Print out each entry without alteration, and keep the pictures out.

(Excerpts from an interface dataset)
....

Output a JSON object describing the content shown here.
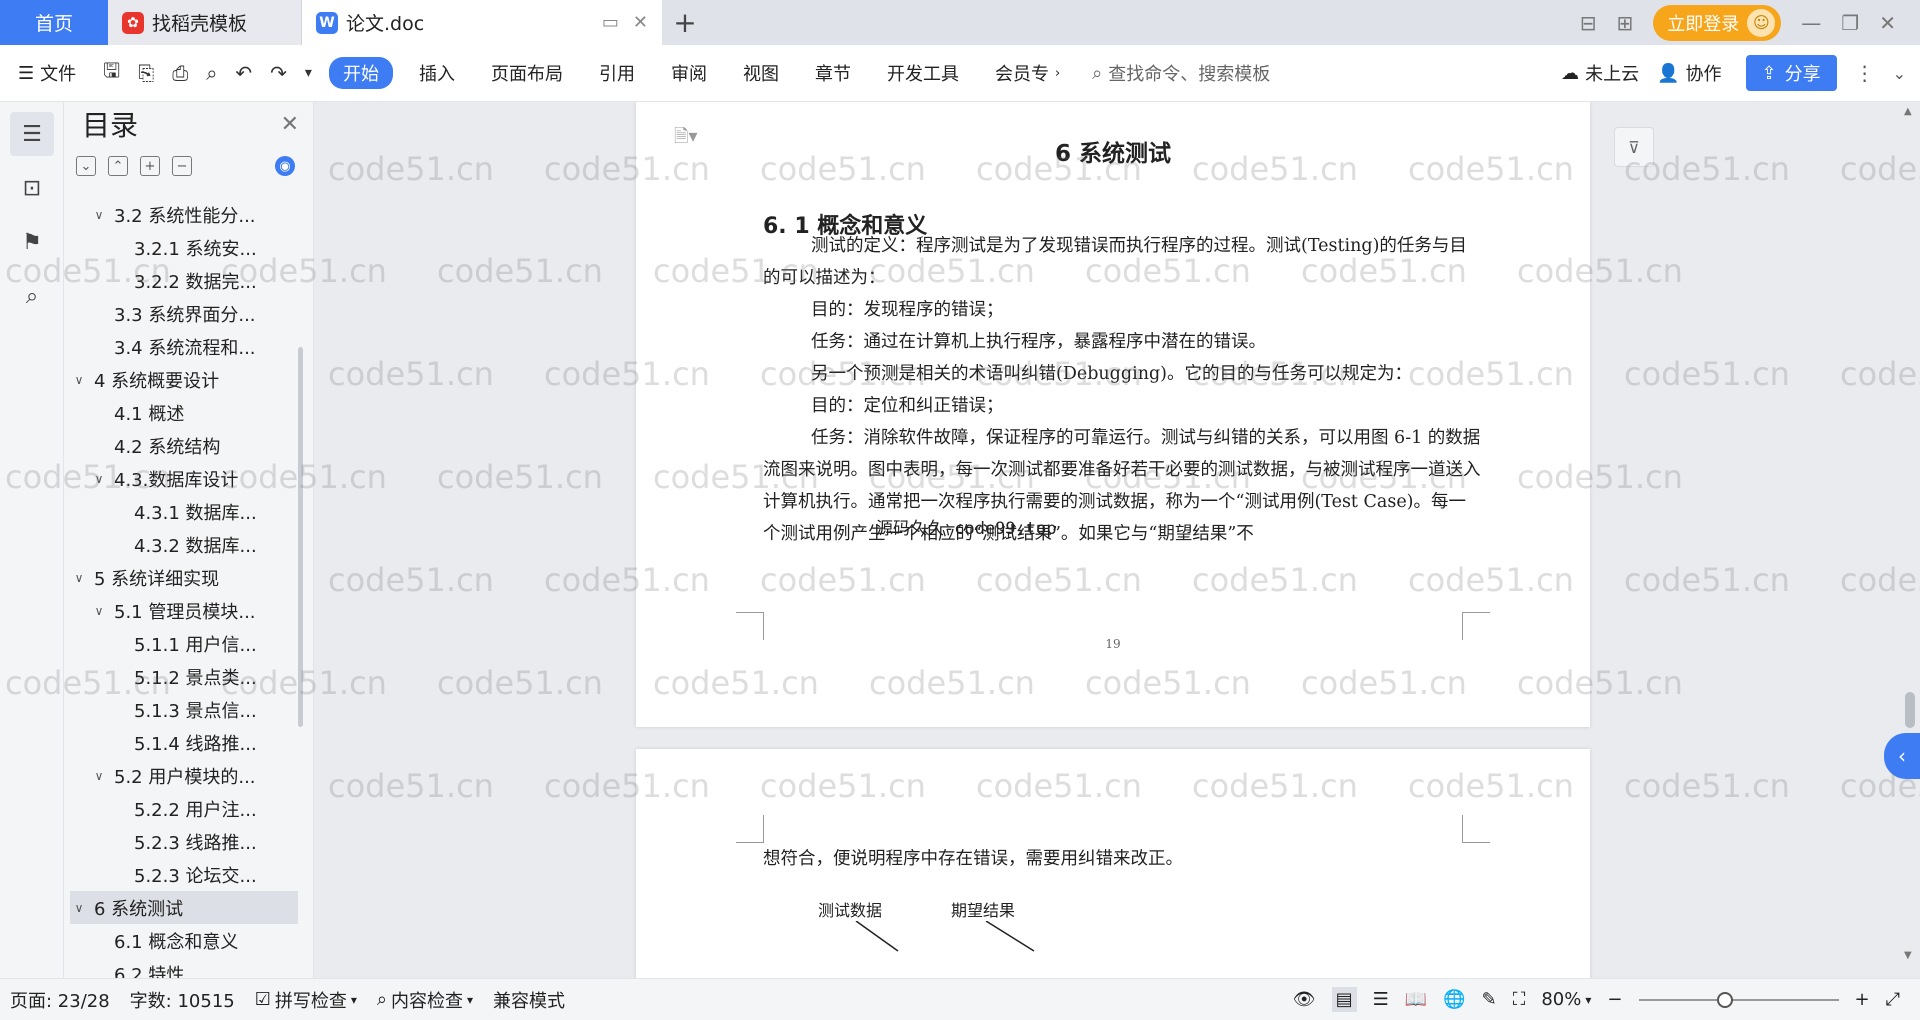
{
  "tabs": {
    "home": "首页",
    "template": "找稻壳模板",
    "doc": "论文.doc"
  },
  "titlebar": {
    "login": "立即登录"
  },
  "toolbar": {
    "file": "文件",
    "start": "开始",
    "insert": "插入",
    "layout": "页面布局",
    "reference": "引用",
    "review": "审阅",
    "view": "视图",
    "chapter": "章节",
    "devtools": "开发工具",
    "member": "会员专",
    "search_placeholder": "查找命令、搜索模板",
    "cloud": "未上云",
    "collab": "协作",
    "share": "分享"
  },
  "toc": {
    "title": "目录",
    "items": [
      {
        "level": 2,
        "arrow": "v",
        "text": "3.2 系统性能分..."
      },
      {
        "level": 3,
        "arrow": "",
        "text": "3.2.1 系统安..."
      },
      {
        "level": 3,
        "arrow": "",
        "text": "3.2.2 数据完..."
      },
      {
        "level": 2,
        "arrow": "",
        "text": "3.3 系统界面分..."
      },
      {
        "level": 2,
        "arrow": "",
        "text": "3.4 系统流程和..."
      },
      {
        "level": 1,
        "arrow": "v",
        "text": "4 系统概要设计"
      },
      {
        "level": 2,
        "arrow": "",
        "text": "4.1 概述"
      },
      {
        "level": 2,
        "arrow": "",
        "text": "4.2 系统结构"
      },
      {
        "level": 2,
        "arrow": "v",
        "text": "4.3.数据库设计"
      },
      {
        "level": 3,
        "arrow": "",
        "text": "4.3.1 数据库..."
      },
      {
        "level": 3,
        "arrow": "",
        "text": "4.3.2 数据库..."
      },
      {
        "level": 1,
        "arrow": "v",
        "text": "5 系统详细实现"
      },
      {
        "level": 2,
        "arrow": "v",
        "text": "5.1 管理员模块..."
      },
      {
        "level": 3,
        "arrow": "",
        "text": "5.1.1 用户信..."
      },
      {
        "level": 3,
        "arrow": "",
        "text": "5.1.2 景点类..."
      },
      {
        "level": 3,
        "arrow": "",
        "text": "5.1.3 景点信..."
      },
      {
        "level": 3,
        "arrow": "",
        "text": "5.1.4 线路推..."
      },
      {
        "level": 2,
        "arrow": "v",
        "text": "5.2 用户模块的..."
      },
      {
        "level": 3,
        "arrow": "",
        "text": "5.2.2 用户注..."
      },
      {
        "level": 3,
        "arrow": "",
        "text": "5.2.3 线路推..."
      },
      {
        "level": 3,
        "arrow": "",
        "text": "5.2.3 论坛交..."
      },
      {
        "level": 1,
        "arrow": "v",
        "text": "6 系统测试",
        "active": true
      },
      {
        "level": 2,
        "arrow": "",
        "text": "6.1 概念和意义"
      },
      {
        "level": 2,
        "arrow": "",
        "text": "6.2 特性"
      }
    ]
  },
  "document": {
    "chapter_title": "6 系统测试",
    "section_title": "6. 1 概念和意义",
    "paragraphs": [
      {
        "indent": true,
        "text": "测试的定义：程序测试是为了发现错误而执行程序的过程。测试(Testing)的任务与目的可以描述为："
      },
      {
        "indent": true,
        "text": "目的：发现程序的错误；"
      },
      {
        "indent": true,
        "text": "任务：通过在计算机上执行程序，暴露程序中潜在的错误。"
      },
      {
        "indent": true,
        "text": "另一个预测是相关的术语叫纠错(Debugging)。它的目的与任务可以规定为："
      },
      {
        "indent": true,
        "text": "目的：定位和纠正错误；"
      },
      {
        "indent": true,
        "text": "任务：消除软件故障，保证程序的可靠运行。测试与纠错的关系，可以用图 6-1 的数据流图来说明。图中表明，每一次测试都要准备好若干必要的测试数据，与被测试程序一道送入计算机执行。通常把一次程序执行需要的测试数据，称为一个“测试用例(Test Case)。每一个测试用例产生一个相应的“测试结果”。如果它与“期望结果”不"
      }
    ],
    "overlay": "源码久久-code99.top",
    "page_number": "19",
    "page2_text": "想符合，便说明程序中存在错误，需要用纠错来改正。",
    "diagram_labels": {
      "left": "测试数据",
      "right": "期望结果"
    }
  },
  "watermark": "code51.cn",
  "statusbar": {
    "page": "页面: 23/28",
    "words": "字数: 10515",
    "spell": "拼写检查",
    "content_check": "内容检查",
    "compat": "兼容模式",
    "zoom": "80%"
  },
  "colors": {
    "accent": "#3d7cf2",
    "login": "#f7a51a"
  }
}
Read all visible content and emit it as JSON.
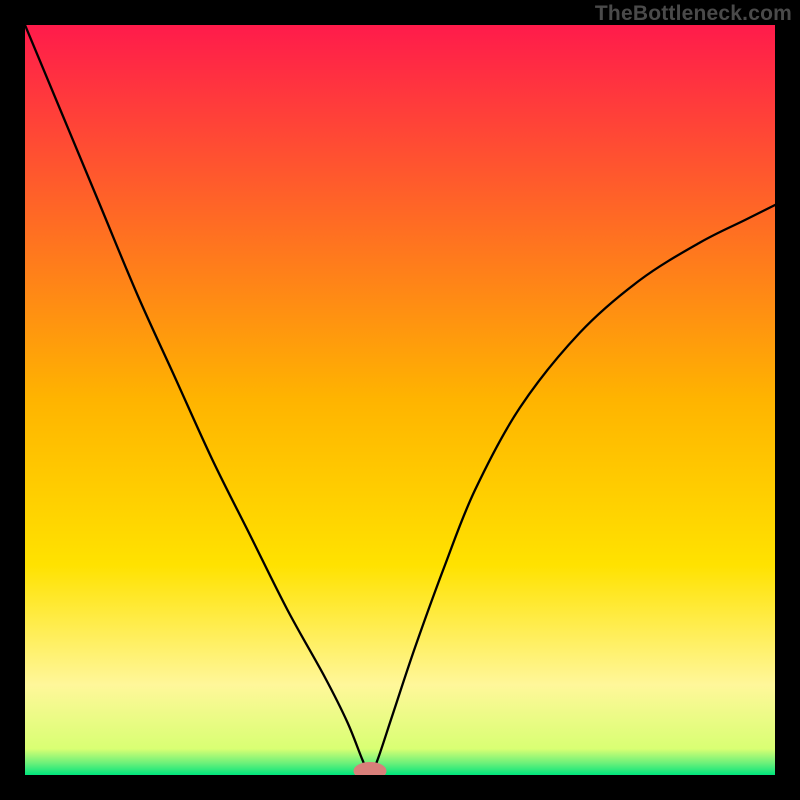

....

• _Completed exercise_:
Output a JSON object describing the content shown here.
{
  "tabs": {
    "home": "首页",
    "template": "找稻壳模板",
    "doc": "论文.doc"
  },
  "titlebar": {
    "login": "立即登录"
  },
  "toolbar": {
    "file": "文件",
    "start": "开始",
    "insert": "插入",
    "layout": "页面布局",
    "reference": "引用",
    "review": "审阅",
    "view": "视图",
    "chapter": "章节",
    "devtools": "开发工具",
    "member": "会员专",
    "search_placeholder": "查找命令、搜索模板",
    "cloud": "未上云",
    "collab": "协作",
    "share": "分享"
  },
  "toc": {
    "title": "目录",
    "items": [
      {
        "level": 2,
        "arrow": "v",
        "text": "3.2 系统性能分..."
      },
      {
        "level": 3,
        "arrow": "",
        "text": "3.2.1 系统安..."
      },
      {
        "level": 3,
        "arrow": "",
        "text": "3.2.2 数据完..."
      },
      {
        "level": 2,
        "arrow": "",
        "text": "3.3 系统界面分..."
      },
      {
        "level": 2,
        "arrow": "",
        "text": "3.4 系统流程和..."
      },
      {
        "level": 1,
        "arrow": "v",
        "text": "4 系统概要设计"
      },
      {
        "level": 2,
        "arrow": "",
        "text": "4.1 概述"
      },
      {
        "level": 2,
        "arrow": "",
        "text": "4.2 系统结构"
      },
      {
        "level": 2,
        "arrow": "v",
        "text": "4.3.数据库设计"
      },
      {
        "level": 3,
        "arrow": "",
        "text": "4.3.1 数据库..."
      },
      {
        "level": 3,
        "arrow": "",
        "text": "4.3.2 数据库..."
      },
      {
        "level": 1,
        "arrow": "v",
        "text": "5 系统详细实现"
      },
      {
        "level": 2,
        "arrow": "v",
        "text": "5.1 管理员模块..."
      },
      {
        "level": 3,
        "arrow": "",
        "text": "5.1.1 用户信..."
      },
      {
        "level": 3,
        "arrow": "",
        "text": "5.1.2 景点类..."
      },
      {
        "level": 3,
        "arrow": "",
        "text": "5.1.3 景点信..."
      },
      {
        "level": 3,
        "arrow": "",
        "text": "5.1.4 线路推..."
      },
      {
        "level": 2,
        "arrow": "v",
        "text": "5.2 用户模块的..."
      },
      {
        "level": 3,
        "arrow": "",
        "text": "5.2.2 用户注..."
      },
      {
        "level": 3,
        "arrow": "",
        "text": "5.2.3 线路推..."
      },
      {
        "level": 3,
        "arrow": "",
        "text": "5.2.3 论坛交..."
      },
      {
        "level": 1,
        "arrow": "v",
        "text": "6 系统测试",
        "active": true
      },
      {
        "level": 2,
        "arrow": "",
        "text": "6.1 概念和意义"
      },
      {
        "level": 2,
        "arrow": "",
        "text": "6.2 特性"
      }
    ]
  },
  "document": {
    "chapter_title": "6 系统测试",
    "section_title": "6. 1 概念和意义",
    "paragraphs": [
      {
        "indent": true,
        "text": "测试的定义：程序测试是为了发现错误而执行程序的过程。测试(Testing)的任务与目的可以描述为："
      },
      {
        "indent": true,
        "text": "目的：发现程序的错误；"
      },
      {
        "indent": true,
        "text": "任务：通过在计算机上执行程序，暴露程序中潜在的错误。"
      },
      {
        "indent": true,
        "text": "另一个预测是相关的术语叫纠错(Debugging)。它的目的与任务可以规定为："
      },
      {
        "indent": true,
        "text": "目的：定位和纠正错误；"
      },
      {
        "indent": true,
        "text": "任务：消除软件故障，保证程序的可靠运行。测试与纠错的关系，可以用图 6-1 的数据流图来说明。图中表明，每一次测试都要准备好若干必要的测试数据，与被测试程序一道送入计算机执行。通常把一次程序执行需要的测试数据，称为一个“测试用例(Test Case)。每一个测试用例产生一个相应的“测试结果”。如果它与“期望结果”不"
      }
    ],
    "overlay": "源码久久-code99.top",
    "page_number": "19",
    "page2_text": "想符合，便说明程序中存在错误，需要用纠错来改正。",
    "diagram_labels": {
      "left": "测试数据",
      "right": "期望结果"
    }
  },
  "watermark": "code51.cn",
  "statusbar": {
    "page": "页面: 23/28",
    "words": "字数: 10515",
    "spell": "拼写检查",
    "content_check": "内容检查",
    "compat": "兼容模式",
    "zoom": "80%"
  },
  "colors": {
    "accent": "#3d7cf2",
    "login": "#f7a51a"
  }
}
Read all visible content and emit it as JSON.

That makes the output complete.